● Task prompt
Write out each line from the data below that includes the word "date".

● Data for processing
********************

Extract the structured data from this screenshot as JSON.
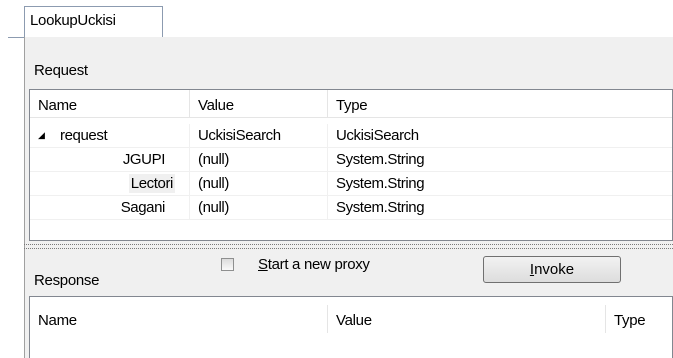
{
  "tab": {
    "label": "LookupUckisi"
  },
  "request": {
    "group_label": "Request",
    "columns": [
      "Name",
      "Value",
      "Type"
    ],
    "rows": [
      {
        "expander": "◢",
        "name": "request",
        "value": "UckisiSearch",
        "type": "UckisiSearch"
      },
      {
        "name": "JGUPI",
        "value": "(null)",
        "type": "System.String"
      },
      {
        "name": "Lectori",
        "value": "(null)",
        "type": "System.String"
      },
      {
        "name": "Sagani",
        "value": "(null)",
        "type": "System.String"
      }
    ]
  },
  "response": {
    "group_label": "Response",
    "columns": [
      "Name",
      "Value",
      "Type"
    ]
  },
  "controls": {
    "new_proxy_checkbox": {
      "label_accel": "S",
      "label_rest": "tart a new proxy",
      "checked": false
    },
    "invoke_button": {
      "label_accel": "I",
      "label_rest": "nvoke"
    }
  }
}
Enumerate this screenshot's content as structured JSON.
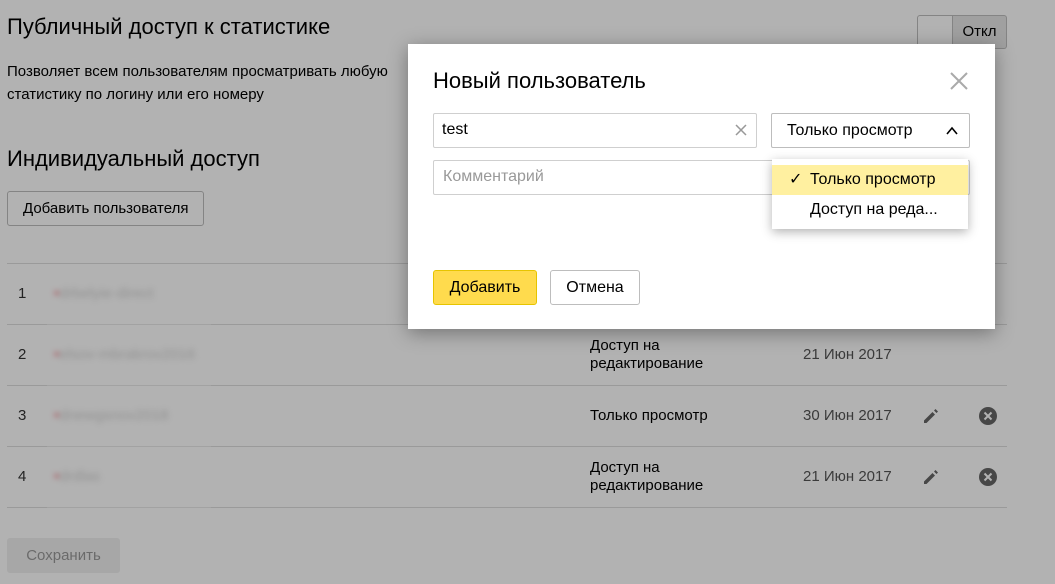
{
  "public_access": {
    "title": "Публичный доступ к статистике",
    "description": "Позволяет всем пользователям просматривать любую статистику по логину или его номеру",
    "toggle_label": "Откл"
  },
  "individual_access": {
    "title": "Индивидуальный доступ",
    "add_user_label": "Добавить пользователя"
  },
  "table": {
    "rows": [
      {
        "num": "1",
        "user": "drbelyie-direct",
        "access": "",
        "date": ""
      },
      {
        "num": "2",
        "user": "elsov-mbrakrov2016",
        "access": "Доступ на редактирование",
        "date": "21 Июн 2017"
      },
      {
        "num": "3",
        "user": "dnewgsnov2018",
        "access": "Только просмотр",
        "date": "30 Июн 2017"
      },
      {
        "num": "4",
        "user": "drdlas",
        "access": "Доступ на редактирование",
        "date": "21 Июн 2017"
      }
    ]
  },
  "save_label": "Сохранить",
  "modal": {
    "title": "Новый пользователь",
    "user_value": "test",
    "comment_placeholder": "Комментарий",
    "select_value": "Только просмотр",
    "menu": {
      "check": "✓",
      "items": [
        "Только просмотр",
        "Доступ на реда..."
      ]
    },
    "ok_label": "Добавить",
    "cancel_label": "Отмена"
  },
  "colors": {
    "accent": "#ffdb4d",
    "menu_selected": "#fff0a0",
    "overlay": "rgba(0,0,0,0.3)"
  },
  "icons": [
    "close-icon",
    "clear-icon",
    "chevron-up-icon",
    "pencil-icon",
    "delete-icon"
  ]
}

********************

● Expected answer
        "date": ""
        "date": "21 Июн 2017"
        "date": "30 Июн 2017"
        "date": "21 Июн 2017"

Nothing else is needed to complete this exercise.